5. 'The Jeffersons'
It may have been one of the legions of shows created from All in the Family's spare parts, but this tale of dry-cleaning magnate George Jefferson and his wife, Louise, quickly proved it wasn't Norman Lear-lite; thanks to Sherman Hemsley's ability to play up the character's small-man arrogance (that funky victory walk!) and his chemistry with costar Isabelle Sanford, this sitcom kept movin' on up for 11 seasons. As for the supporting cast's MVP, it'd be a toss-up between Marla Gibbs' wisecracking maid Florence (we'll pretend we don't remember her own short-lived spin-off, Checking In) and Paul Benedict's bumbling Englishman in New York, Harry Bentley — both had the ability to knock you dead with a zinger or a look.

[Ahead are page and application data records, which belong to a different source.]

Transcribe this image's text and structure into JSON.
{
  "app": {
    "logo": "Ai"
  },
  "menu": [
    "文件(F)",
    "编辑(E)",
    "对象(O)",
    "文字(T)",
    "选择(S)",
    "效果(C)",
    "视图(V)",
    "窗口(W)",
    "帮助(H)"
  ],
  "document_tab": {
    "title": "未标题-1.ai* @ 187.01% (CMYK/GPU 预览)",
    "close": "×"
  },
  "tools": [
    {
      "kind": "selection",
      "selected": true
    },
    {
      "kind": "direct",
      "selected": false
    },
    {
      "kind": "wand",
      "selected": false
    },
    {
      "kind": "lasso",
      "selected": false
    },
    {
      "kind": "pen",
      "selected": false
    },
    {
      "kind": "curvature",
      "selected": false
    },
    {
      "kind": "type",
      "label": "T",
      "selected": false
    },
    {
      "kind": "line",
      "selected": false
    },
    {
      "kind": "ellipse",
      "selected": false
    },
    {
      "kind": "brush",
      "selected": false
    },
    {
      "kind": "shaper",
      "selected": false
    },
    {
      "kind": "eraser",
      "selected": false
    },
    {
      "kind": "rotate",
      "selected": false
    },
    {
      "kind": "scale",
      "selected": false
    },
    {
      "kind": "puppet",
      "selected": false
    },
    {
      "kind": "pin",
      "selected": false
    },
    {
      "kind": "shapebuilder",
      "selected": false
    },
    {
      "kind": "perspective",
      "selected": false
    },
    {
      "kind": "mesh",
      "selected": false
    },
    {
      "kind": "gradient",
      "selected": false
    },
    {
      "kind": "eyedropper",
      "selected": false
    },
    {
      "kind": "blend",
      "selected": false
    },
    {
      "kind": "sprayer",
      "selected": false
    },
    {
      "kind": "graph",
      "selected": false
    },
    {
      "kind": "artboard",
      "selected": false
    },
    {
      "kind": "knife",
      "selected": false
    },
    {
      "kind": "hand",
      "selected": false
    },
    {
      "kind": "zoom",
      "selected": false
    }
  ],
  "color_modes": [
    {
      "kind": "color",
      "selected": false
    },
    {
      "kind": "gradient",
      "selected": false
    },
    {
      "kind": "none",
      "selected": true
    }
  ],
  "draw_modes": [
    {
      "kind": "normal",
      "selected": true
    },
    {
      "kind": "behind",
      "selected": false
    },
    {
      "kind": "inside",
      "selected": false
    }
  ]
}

Race was certainly a factor in the series, but given Lear's involvement, the fact that social issues weren't used to score ideological points every other episode was surprising. According to the producer, however, that was never the Jeffersons' goal. This time, he wanted to go for laughs over editorializing. Mission accomplished. DF